According to AutomotiveHistory.org , Chrysler was born in Kansas in 1875 and began his career as a machinist and mechanic in the railroad industry. His railroad career peaked as works manager of the Allegheny locomotive erecting shops of the American Locomotive Co., also known as Alco.
His introduction to the automotive business would come in 1911, when he was approached by James J. Storrow, an investment banker who was critical in the formation of General Motors just a few years prior.
Chrysler made his final resignation from railroading to become works manager (in charge of production) at Buick in Flint, Mich., according to Wikipedia . He found many ways to reduce the costs of production, such as putting an end to finishing automobile undercarriages with the same luxurious quality of finish that the body warranted.
It was January, 1924, that the Chrysler 70 debuted with a six-cylinder engine. The car was marketed as an advanced, well-engineered car at a more affordable price than the competition. (Elements of this car are traceable back to a prototype which had been under development at Willys at the time Chrysler was there).
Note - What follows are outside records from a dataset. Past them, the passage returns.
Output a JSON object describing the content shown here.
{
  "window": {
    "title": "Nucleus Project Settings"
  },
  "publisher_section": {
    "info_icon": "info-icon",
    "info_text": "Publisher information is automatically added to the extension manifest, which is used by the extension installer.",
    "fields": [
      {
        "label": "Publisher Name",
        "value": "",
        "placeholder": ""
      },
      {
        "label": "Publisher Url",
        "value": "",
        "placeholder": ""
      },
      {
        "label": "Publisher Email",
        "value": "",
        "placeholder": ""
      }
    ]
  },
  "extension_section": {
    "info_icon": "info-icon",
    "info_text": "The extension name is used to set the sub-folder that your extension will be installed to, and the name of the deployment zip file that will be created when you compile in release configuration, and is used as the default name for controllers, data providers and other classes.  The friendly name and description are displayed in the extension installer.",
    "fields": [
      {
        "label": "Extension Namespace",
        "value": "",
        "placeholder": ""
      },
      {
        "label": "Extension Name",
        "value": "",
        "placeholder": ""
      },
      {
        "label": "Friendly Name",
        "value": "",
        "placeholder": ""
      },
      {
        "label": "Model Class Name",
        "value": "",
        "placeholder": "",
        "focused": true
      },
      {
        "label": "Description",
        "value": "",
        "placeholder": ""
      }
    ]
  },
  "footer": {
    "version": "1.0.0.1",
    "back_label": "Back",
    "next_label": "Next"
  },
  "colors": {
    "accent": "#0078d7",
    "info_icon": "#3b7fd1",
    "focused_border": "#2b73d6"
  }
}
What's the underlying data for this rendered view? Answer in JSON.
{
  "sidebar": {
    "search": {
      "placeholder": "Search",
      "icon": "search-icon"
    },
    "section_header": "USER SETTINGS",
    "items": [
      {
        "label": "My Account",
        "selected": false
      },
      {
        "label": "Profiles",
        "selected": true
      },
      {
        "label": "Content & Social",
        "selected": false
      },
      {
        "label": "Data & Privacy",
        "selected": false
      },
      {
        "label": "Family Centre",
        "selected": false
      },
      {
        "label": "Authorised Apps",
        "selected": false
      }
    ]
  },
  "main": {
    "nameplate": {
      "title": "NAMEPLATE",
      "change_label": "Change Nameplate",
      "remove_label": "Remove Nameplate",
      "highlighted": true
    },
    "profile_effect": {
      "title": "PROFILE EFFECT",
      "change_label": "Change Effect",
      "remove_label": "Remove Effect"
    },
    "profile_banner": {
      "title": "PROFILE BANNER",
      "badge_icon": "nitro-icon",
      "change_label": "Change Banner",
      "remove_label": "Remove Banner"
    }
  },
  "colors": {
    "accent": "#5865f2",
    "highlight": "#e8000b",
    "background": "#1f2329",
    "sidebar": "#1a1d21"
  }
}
The original 1924 Chrysler included a carburetor air filter, high-compression engine, full pressure lubrication inside the engine and an oil filter, at a time when most autos came without all these features.
Among the innovations in its early years would be the first practical mass-produced four-wheel hydraulic brakes, a system nearly completely engineered by Chrysler with patents assigned to Lockheed.
Chrysler pioneered rubber engine mounts to reduce vibration; Oilite bearings; and superfinishing for shafts.
Chrysler also developed a road wheel with a ridged rim, designed to keep a deflated tire from flying off the wheel. This safety wheel was eventually adopted by the auto industry worldwide.